### Exercise goal
Whenever a line in the data holds the string "EXPERIMENTAL", pull that line out.

### Entries from a dataset of interfaces
-*-*-

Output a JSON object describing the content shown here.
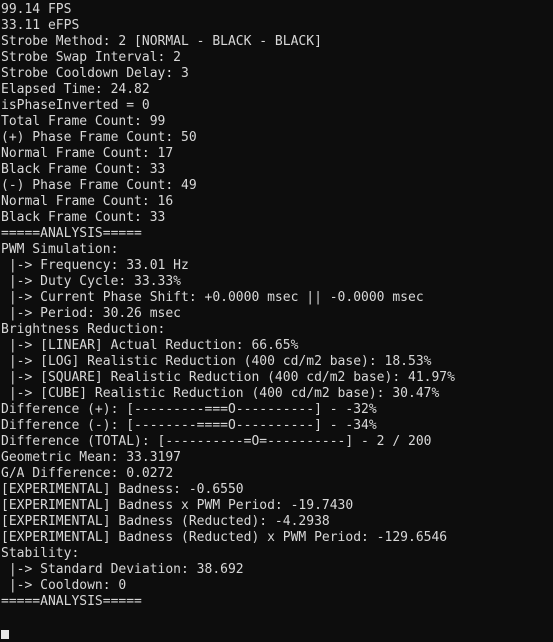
{
  "terminal": {
    "background_color": "#0d0d0d",
    "text_color": "#d8d8d8",
    "cursor_color": "#e8e8e8"
  },
  "lines": [
    {
      "text": "99.14 FPS"
    },
    {
      "text": "33.11 eFPS"
    },
    {
      "text": "Strobe Method: 2 [NORMAL - BLACK - BLACK]"
    },
    {
      "text": "Strobe Swap Interval: 2"
    },
    {
      "text": "Strobe Cooldown Delay: 3"
    },
    {
      "text": "Elapsed Time: 24.82"
    },
    {
      "text": "isPhaseInverted = 0"
    },
    {
      "text": "Total Frame Count: 99"
    },
    {
      "text": "(+) Phase Frame Count: 50"
    },
    {
      "text": "Normal Frame Count: 17"
    },
    {
      "text": "Black Frame Count: 33"
    },
    {
      "text": "(-) Phase Frame Count: 49"
    },
    {
      "text": "Normal Frame Count: 16"
    },
    {
      "text": "Black Frame Count: 33"
    },
    {
      "text": "=====ANALYSIS====="
    },
    {
      "text": "PWM Simulation:"
    },
    {
      "text": " |-> Frequency: 33.01 Hz"
    },
    {
      "text": " |-> Duty Cycle: 33.33%"
    },
    {
      "text": " |-> Current Phase Shift: +0.0000 msec || -0.0000 msec"
    },
    {
      "text": " |-> Period: 30.26 msec"
    },
    {
      "text": "Brightness Reduction:"
    },
    {
      "text": " |-> [LINEAR] Actual Reduction: 66.65%"
    },
    {
      "text": " |-> [LOG] Realistic Reduction (400 cd/m2 base): 18.53%"
    },
    {
      "text": " |-> [SQUARE] Realistic Reduction (400 cd/m2 base): 41.97%"
    },
    {
      "text": " |-> [CUBE] Realistic Reduction (400 cd/m2 base): 30.47%"
    },
    {
      "text": "Difference (+): [---------===O----------] - -32%"
    },
    {
      "text": "Difference (-): [--------====O----------] - -34%"
    },
    {
      "text": "Difference (TOTAL): [----------=O=----------] - 2 / 200"
    },
    {
      "text": "Geometric Mean: 33.3197"
    },
    {
      "text": "G/A Difference: 0.0272"
    },
    {
      "text": "[EXPERIMENTAL] Badness: -0.6550"
    },
    {
      "text": "[EXPERIMENTAL] Badness x PWM Period: -19.7430"
    },
    {
      "text": "[EXPERIMENTAL] Badness (Reducted): -4.2938"
    },
    {
      "text": "[EXPERIMENTAL] Badness (Reducted) x PWM Period: -129.6546"
    },
    {
      "text": "Stability:"
    },
    {
      "text": " |-> Standard Deviation: 38.692"
    },
    {
      "text": " |-> Cooldown: 0"
    },
    {
      "text": "=====ANALYSIS====="
    },
    {
      "text": ""
    }
  ],
  "cursor": {
    "name": "text-cursor",
    "visible": true
  },
  "metrics": {
    "fps": "99.14",
    "efps": "33.11",
    "strobe_method": "2",
    "strobe_method_label": "NORMAL - BLACK - BLACK",
    "strobe_swap_interval": "2",
    "strobe_cooldown_delay": "3",
    "elapsed_time": "24.82",
    "is_phase_inverted": "0",
    "total_frame_count": "99",
    "plus_phase_frame_count": "50",
    "plus_normal_frame_count": "17",
    "plus_black_frame_count": "33",
    "minus_phase_frame_count": "49",
    "minus_normal_frame_count": "16",
    "minus_black_frame_count": "33",
    "pwm_frequency": "33.01 Hz",
    "pwm_duty_cycle": "33.33%",
    "pwm_phase_shift_positive": "+0.0000 msec",
    "pwm_phase_shift_negative": "-0.0000 msec",
    "pwm_period": "30.26 msec",
    "reduction_linear": "66.65%",
    "reduction_log": "18.53%",
    "reduction_square": "41.97%",
    "reduction_cube": "30.47%",
    "difference_plus": "-32%",
    "difference_minus": "-34%",
    "difference_total": "2 / 200",
    "geometric_mean": "33.3197",
    "ga_difference": "0.0272",
    "badness": "-0.6550",
    "badness_x_pwm_period": "-19.7430",
    "badness_reducted": "-4.2938",
    "badness_reducted_x_pwm_period": "-129.6546",
    "standard_deviation": "38.692",
    "cooldown": "0"
  }
}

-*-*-

### Your solution
      "text": "[EXPERIMENTAL] Badness: -0.6550"
      "text": "[EXPERIMENTAL] Badness x PWM Period: -19.7430"
      "text": "[EXPERIMENTAL] Badness (Reducted): -4.2938"
      "text": "[EXPERIMENTAL] Badness (Reducted) x PWM Period: -129.6546"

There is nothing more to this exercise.